> Work to be completed
Find all lines with the word "Footage" in the material, then copy them.

> Exercise material
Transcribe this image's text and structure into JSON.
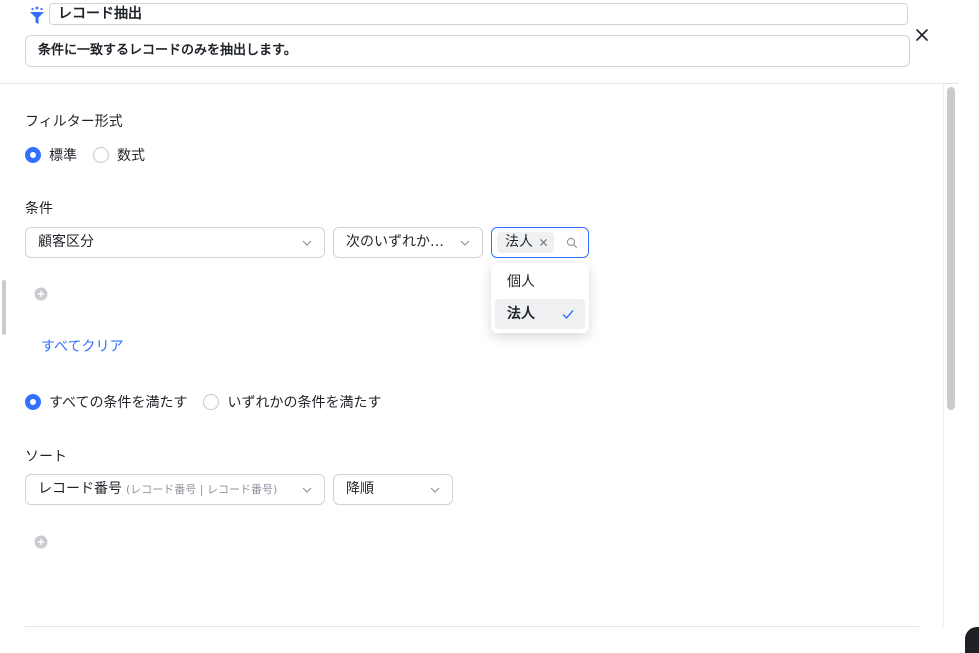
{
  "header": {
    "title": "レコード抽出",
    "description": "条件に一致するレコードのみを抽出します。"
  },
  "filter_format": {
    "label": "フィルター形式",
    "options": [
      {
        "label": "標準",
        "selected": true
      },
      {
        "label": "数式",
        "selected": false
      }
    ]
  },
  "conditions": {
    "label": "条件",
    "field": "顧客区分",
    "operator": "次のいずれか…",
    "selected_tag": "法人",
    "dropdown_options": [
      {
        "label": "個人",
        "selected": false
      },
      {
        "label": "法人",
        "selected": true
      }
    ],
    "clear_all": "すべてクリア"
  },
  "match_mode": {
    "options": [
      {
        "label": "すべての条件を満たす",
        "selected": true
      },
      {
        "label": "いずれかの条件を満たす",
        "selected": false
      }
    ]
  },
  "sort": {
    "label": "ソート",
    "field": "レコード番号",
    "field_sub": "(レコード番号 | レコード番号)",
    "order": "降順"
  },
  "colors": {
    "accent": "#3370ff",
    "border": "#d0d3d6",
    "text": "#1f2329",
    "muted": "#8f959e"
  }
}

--

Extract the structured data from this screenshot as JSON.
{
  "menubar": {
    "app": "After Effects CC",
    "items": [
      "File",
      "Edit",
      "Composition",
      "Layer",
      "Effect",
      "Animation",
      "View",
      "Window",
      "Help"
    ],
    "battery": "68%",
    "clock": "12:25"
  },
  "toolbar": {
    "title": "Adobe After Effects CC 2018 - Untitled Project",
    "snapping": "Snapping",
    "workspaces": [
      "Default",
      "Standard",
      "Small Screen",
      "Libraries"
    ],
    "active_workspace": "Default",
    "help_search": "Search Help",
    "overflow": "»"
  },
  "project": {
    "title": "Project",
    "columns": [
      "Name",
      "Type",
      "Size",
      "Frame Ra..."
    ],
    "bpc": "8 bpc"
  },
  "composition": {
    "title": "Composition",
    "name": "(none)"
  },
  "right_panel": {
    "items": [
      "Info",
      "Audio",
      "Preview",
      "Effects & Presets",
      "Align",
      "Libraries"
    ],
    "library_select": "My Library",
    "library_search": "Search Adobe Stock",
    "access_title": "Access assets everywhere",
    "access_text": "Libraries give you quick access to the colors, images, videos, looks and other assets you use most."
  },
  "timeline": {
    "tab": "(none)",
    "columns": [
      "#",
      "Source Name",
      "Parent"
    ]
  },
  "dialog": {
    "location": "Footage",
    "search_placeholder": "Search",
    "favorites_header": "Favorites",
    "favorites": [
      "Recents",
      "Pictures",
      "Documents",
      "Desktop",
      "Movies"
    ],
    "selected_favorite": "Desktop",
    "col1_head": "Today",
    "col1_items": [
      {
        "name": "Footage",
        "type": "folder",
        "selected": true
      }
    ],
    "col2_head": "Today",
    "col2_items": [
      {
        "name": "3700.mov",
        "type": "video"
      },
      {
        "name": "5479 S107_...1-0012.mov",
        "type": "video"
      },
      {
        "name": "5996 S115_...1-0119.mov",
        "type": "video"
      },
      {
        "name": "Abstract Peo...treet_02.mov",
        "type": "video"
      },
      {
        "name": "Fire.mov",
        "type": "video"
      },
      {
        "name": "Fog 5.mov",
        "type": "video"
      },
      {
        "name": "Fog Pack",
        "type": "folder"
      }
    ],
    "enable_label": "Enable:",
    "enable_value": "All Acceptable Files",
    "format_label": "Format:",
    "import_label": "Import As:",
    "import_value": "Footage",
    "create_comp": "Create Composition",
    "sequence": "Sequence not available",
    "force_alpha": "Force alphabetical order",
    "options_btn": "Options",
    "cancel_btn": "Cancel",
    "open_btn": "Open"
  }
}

> Solution for this task
    "location": "Footage",
        "name": "Footage",
    "import_value": "Footage",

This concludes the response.